> WORK INSTRUCTIONS: Every line of the data below that holds the string "Ctrl" needs to be reported.

> GIVEN DATA:
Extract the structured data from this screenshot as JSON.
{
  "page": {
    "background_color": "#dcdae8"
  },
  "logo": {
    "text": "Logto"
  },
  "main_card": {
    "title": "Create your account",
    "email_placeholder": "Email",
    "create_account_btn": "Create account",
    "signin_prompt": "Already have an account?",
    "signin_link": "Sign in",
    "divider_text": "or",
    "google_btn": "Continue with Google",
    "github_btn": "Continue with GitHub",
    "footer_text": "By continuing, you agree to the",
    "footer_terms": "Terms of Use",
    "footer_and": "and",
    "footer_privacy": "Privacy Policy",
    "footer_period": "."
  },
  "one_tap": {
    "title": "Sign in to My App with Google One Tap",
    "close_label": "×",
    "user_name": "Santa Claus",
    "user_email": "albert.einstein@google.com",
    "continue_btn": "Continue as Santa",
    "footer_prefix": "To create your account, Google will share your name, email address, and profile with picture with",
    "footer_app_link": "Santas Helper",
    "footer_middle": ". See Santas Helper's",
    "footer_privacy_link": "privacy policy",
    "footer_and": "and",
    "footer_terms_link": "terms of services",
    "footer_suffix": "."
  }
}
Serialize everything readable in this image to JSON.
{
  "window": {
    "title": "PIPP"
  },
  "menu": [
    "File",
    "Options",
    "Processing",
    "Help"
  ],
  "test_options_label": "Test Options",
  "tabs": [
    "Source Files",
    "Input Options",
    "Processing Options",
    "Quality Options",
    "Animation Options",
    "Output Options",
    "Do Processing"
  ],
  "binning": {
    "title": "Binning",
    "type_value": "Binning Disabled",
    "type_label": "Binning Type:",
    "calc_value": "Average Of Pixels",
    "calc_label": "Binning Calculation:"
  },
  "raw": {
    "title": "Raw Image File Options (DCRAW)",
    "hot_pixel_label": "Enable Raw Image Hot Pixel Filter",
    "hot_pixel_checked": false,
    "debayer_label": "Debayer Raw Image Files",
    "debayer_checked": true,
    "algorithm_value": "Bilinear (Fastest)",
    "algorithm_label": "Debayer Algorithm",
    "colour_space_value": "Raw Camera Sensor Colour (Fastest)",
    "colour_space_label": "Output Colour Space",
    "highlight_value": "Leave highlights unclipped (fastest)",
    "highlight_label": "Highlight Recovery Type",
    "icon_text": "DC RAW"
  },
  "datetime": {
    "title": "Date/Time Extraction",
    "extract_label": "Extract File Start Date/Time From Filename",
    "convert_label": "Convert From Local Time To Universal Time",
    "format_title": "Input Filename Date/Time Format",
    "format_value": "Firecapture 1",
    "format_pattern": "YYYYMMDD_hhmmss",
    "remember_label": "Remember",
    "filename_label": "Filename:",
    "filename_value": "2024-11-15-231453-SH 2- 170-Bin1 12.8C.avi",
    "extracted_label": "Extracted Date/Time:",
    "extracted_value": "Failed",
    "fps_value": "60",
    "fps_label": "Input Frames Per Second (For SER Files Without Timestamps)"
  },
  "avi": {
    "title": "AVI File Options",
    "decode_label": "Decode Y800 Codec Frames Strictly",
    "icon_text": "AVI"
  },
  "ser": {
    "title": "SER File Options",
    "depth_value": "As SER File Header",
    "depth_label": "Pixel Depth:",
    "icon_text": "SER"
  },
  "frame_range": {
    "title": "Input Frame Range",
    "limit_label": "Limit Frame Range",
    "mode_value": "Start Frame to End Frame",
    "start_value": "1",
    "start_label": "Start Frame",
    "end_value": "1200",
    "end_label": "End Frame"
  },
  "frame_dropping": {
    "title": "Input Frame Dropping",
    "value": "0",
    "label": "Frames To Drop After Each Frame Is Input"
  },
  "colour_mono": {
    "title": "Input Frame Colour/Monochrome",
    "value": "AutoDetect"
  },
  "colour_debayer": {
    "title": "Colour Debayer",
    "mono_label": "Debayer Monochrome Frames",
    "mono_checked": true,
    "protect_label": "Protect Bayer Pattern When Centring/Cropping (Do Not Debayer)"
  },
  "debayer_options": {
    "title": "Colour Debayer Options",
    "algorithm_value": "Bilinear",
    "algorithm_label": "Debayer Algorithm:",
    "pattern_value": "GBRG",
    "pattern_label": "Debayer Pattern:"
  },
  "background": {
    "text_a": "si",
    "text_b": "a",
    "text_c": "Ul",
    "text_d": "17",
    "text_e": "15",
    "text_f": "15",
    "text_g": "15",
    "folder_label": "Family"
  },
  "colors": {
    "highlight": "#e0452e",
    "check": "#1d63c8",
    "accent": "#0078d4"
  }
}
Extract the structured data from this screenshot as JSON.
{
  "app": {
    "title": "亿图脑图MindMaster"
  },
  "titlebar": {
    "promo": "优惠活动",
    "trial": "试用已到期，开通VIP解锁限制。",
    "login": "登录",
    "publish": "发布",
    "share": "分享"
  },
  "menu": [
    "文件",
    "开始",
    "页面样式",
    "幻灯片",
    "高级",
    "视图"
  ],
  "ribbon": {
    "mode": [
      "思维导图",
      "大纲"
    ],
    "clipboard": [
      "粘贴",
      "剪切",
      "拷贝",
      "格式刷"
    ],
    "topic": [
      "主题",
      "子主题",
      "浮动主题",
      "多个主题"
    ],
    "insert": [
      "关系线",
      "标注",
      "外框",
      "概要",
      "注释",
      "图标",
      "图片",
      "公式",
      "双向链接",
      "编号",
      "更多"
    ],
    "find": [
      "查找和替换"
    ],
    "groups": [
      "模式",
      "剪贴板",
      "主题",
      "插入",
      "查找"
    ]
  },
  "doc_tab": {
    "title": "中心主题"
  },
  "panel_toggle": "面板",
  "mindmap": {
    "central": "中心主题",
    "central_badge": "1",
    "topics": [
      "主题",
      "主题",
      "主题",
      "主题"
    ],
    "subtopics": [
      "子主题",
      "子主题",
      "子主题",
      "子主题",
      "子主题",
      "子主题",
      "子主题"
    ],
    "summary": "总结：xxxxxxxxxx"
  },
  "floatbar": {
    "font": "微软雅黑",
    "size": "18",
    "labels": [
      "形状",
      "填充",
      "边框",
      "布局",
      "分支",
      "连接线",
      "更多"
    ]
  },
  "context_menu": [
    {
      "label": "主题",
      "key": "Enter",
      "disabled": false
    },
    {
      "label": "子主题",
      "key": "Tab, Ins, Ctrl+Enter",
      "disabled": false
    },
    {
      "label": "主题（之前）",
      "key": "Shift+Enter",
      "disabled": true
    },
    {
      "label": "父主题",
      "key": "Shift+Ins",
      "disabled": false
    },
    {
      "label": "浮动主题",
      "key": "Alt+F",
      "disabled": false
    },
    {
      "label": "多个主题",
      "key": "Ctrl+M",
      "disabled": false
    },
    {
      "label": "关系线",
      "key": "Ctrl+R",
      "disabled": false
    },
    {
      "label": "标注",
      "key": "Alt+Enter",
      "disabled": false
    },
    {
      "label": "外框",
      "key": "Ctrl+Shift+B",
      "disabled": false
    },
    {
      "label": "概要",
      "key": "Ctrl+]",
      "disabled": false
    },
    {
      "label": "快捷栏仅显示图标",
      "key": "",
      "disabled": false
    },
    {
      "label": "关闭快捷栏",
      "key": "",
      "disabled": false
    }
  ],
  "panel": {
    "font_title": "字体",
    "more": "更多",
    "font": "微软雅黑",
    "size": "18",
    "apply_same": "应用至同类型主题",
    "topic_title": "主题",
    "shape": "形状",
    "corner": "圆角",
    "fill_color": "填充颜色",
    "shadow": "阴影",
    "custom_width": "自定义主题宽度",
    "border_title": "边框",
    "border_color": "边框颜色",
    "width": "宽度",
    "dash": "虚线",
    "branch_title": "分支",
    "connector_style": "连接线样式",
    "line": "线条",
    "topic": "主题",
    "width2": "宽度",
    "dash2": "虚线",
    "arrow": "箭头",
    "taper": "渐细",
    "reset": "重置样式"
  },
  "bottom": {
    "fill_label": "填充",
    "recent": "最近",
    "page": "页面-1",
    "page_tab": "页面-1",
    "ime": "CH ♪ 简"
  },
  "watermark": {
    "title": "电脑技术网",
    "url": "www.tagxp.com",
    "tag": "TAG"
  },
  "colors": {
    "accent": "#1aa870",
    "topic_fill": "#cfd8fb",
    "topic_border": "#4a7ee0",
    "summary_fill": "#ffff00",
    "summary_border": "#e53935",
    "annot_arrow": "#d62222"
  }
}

> SOLUTION TO THE PROBLEM:
      "key": "Tab, Ins, Ctrl+Enter",
      "key": "Ctrl+M",
      "key": "Ctrl+R",
      "key": "Ctrl+Shift+B",
      "key": "Ctrl+]",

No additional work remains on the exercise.